“Such a conclusion does not offend against, or give rise to any conflict with, legislation where it is clear that sex means biological sex.”
Lady Haldane noted that the issue of transgender rights is “an often contentious social policy debate”, but that the court was not being asked to resolve that debate. The matter she was being asked to consider, she stressed, “is in the end of the day one of legal interpretation”.
She addressed the earlier case, which was also brought by For Women Scotland – which ultimately won on appeal – and said she accepted the Scottish Government’s position that it dealt with a different issue to the current matter.
“I do not accept that, read fairly and as a whole, the decision in [the first case] is authority for the proposition that the appeal court has authoritatively determined that sex for the purposes of the 2010 Act, means only biological sex, and therefore that any further or alternative consideration of that issue is foreclosed,” she wrote.
In a statement For Women Scotland said it was “hugely disappointed” in the court’s ruling and was considering whether action could be taken.
“At first reading this seems disastrous for women who are seemingly now no longer recognised in law as a sex class, with distinct requirements of our own,” it said.
“We are obviously still analysing the decision and will consider if any further legal action is appropriate in due course.
“There are clear ramifications for the Gender Recognition Reform Bill currently before parliament and we hope some time will be allowed for MSPs to digest the ruling and its consequences.
“It is now beyond doubt that the bill is not a ‘simple administration change’ but does have a wider impact on society.”
Vic Valentine, manager of transgender rights organisation Scottish Trans, welcomed the ruling saying that it “upholds trans people’s existing rights”.
“A trans person who receives a GRC might be discriminated against because of their recognised sex, and they would be protected from that discrimination by the Equality Act,” Valentine said.

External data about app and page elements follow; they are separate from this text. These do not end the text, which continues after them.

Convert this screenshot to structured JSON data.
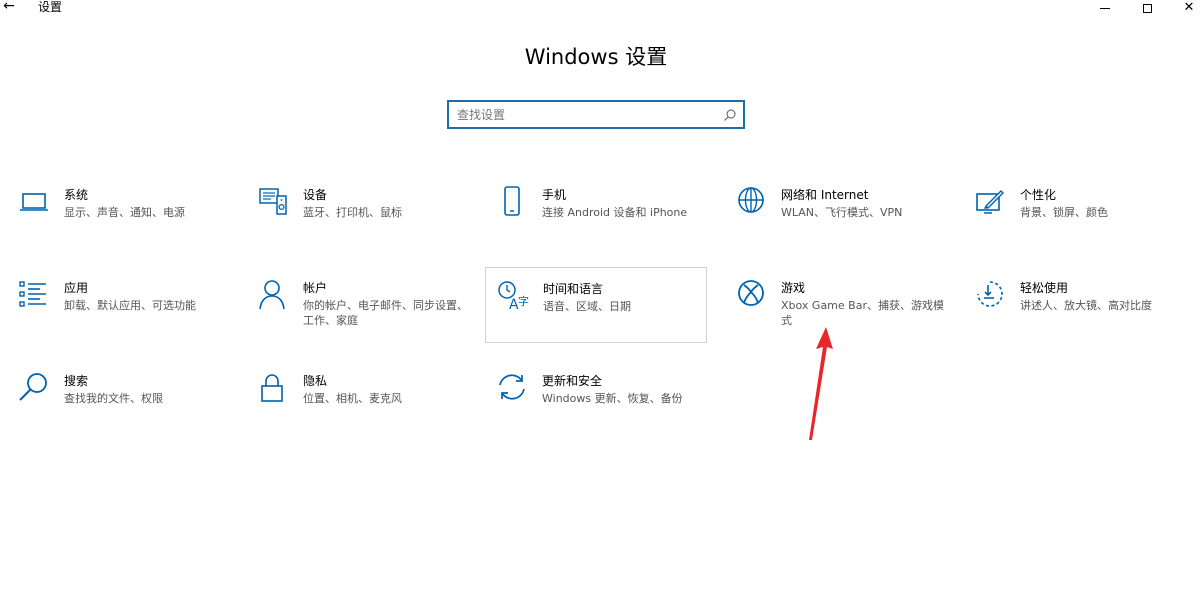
{
  "window": {
    "title": "设置",
    "back_icon": "back-arrow-icon",
    "close_glyph": "✕"
  },
  "page": {
    "title": "Windows 设置"
  },
  "search": {
    "placeholder": "查找设置",
    "value": ""
  },
  "tiles": [
    {
      "id": "system",
      "title": "系统",
      "desc": "显示、声音、通知、电源",
      "icon": "laptop-icon"
    },
    {
      "id": "devices",
      "title": "设备",
      "desc": "蓝牙、打印机、鼠标",
      "icon": "devices-icon"
    },
    {
      "id": "phone",
      "title": "手机",
      "desc": "连接 Android 设备和 iPhone",
      "icon": "phone-icon"
    },
    {
      "id": "network",
      "title": "网络和 Internet",
      "desc": "WLAN、飞行模式、VPN",
      "icon": "globe-icon"
    },
    {
      "id": "personalization",
      "title": "个性化",
      "desc": "背景、锁屏、颜色",
      "icon": "paint-icon"
    },
    {
      "id": "apps",
      "title": "应用",
      "desc": "卸载、默认应用、可选功能",
      "icon": "apps-list-icon"
    },
    {
      "id": "accounts",
      "title": "帐户",
      "desc": "你的帐户、电子邮件、同步设置、工作、家庭",
      "icon": "person-icon"
    },
    {
      "id": "time-language",
      "title": "时间和语言",
      "desc": "语音、区域、日期",
      "icon": "time-language-icon"
    },
    {
      "id": "gaming",
      "title": "游戏",
      "desc": "Xbox Game Bar、捕获、游戏模式",
      "icon": "xbox-icon"
    },
    {
      "id": "ease-of-access",
      "title": "轻松使用",
      "desc": "讲述人、放大镜、高对比度",
      "icon": "ease-of-access-icon"
    },
    {
      "id": "search",
      "title": "搜索",
      "desc": "查找我的文件、权限",
      "icon": "magnifier-icon"
    },
    {
      "id": "privacy",
      "title": "隐私",
      "desc": "位置、相机、麦克风",
      "icon": "lock-icon"
    },
    {
      "id": "update-security",
      "title": "更新和安全",
      "desc": "Windows 更新、恢复、备份",
      "icon": "sync-icon"
    }
  ],
  "colors": {
    "accent": "#0063b1",
    "search_border": "#1d6ea8",
    "annotation_arrow": "#e8272a"
  }
}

“It is important to add that this ruling does not affect the exceptions in the Equality Act which mean that single-sex services can exclude trans people or treat them less favourably where it is a proportionate means to a legitimate aim, although services are not required to do so.
“They can do that whether or not the trans person has a GRC. In short, the ruling confirms the status quo and the rights of women and trans people under it.”